During the financial crisis, could Obama have nationalized the banks, as he did the auto companies, instead of bailing them out? He couldn’t have. TARP was unpopular enough at the time, but not nearly as unpopular as the government’s purchase of GM and Chrysler. The auto rescue, though, is now bearing indispensable electoral fruit; nationalizing the banks would have risked transforming Romney’s image from greedy financier to hero of the resistance. Could Obama have done more to prevent climate change? In fact, the administration’s new fuel efficiency standards for cars do more to combat global warming than anything done by his predecessors—and the achievement depended on circumventing the legislative process through executive order. Could Obama have done more to transform Americans’ views of social justice? The President can’t flip a switch to end bigotry, but polling suggests he did roll back prejudice in the one place he really could: support for gay marriage has increased among African Americans.

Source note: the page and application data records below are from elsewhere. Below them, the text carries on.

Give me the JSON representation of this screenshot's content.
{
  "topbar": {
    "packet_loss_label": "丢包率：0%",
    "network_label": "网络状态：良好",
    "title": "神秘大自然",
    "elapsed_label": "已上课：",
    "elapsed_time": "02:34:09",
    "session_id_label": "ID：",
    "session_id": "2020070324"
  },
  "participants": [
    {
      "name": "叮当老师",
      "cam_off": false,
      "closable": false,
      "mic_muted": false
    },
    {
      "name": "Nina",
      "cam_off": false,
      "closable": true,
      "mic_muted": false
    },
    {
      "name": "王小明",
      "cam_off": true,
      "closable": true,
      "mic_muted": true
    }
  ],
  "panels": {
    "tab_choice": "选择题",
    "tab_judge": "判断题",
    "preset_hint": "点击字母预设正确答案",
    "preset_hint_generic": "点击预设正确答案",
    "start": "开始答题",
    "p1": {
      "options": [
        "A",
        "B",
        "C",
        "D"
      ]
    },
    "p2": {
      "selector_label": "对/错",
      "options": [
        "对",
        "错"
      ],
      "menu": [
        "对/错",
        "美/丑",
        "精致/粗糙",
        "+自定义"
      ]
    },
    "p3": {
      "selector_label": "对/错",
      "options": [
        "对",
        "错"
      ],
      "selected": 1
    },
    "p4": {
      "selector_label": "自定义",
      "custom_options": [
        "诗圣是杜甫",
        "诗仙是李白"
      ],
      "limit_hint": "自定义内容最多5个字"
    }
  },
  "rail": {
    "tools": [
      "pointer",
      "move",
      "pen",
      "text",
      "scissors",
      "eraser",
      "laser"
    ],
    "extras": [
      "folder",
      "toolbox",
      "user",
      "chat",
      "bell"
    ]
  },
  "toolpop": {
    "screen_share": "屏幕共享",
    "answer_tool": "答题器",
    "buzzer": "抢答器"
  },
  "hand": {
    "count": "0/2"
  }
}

On these and other issues, from the Consumer Financial Protection Bureau to mortgage modification to Palestine to the Supreme Court, the electoral evidence suggests that the President has pursued the correct priorities with nearly as much vigor and almost as much success as our system allows. If this realization leaves the left feeling deflated after four years, its discouragement may recede after eight, when a new—and probably worse—regime will come to power. We do not live in the best of all possible Americas, but we do live in a country whose politics, despite our disappointments, are getting better with each painful victory."

No comments: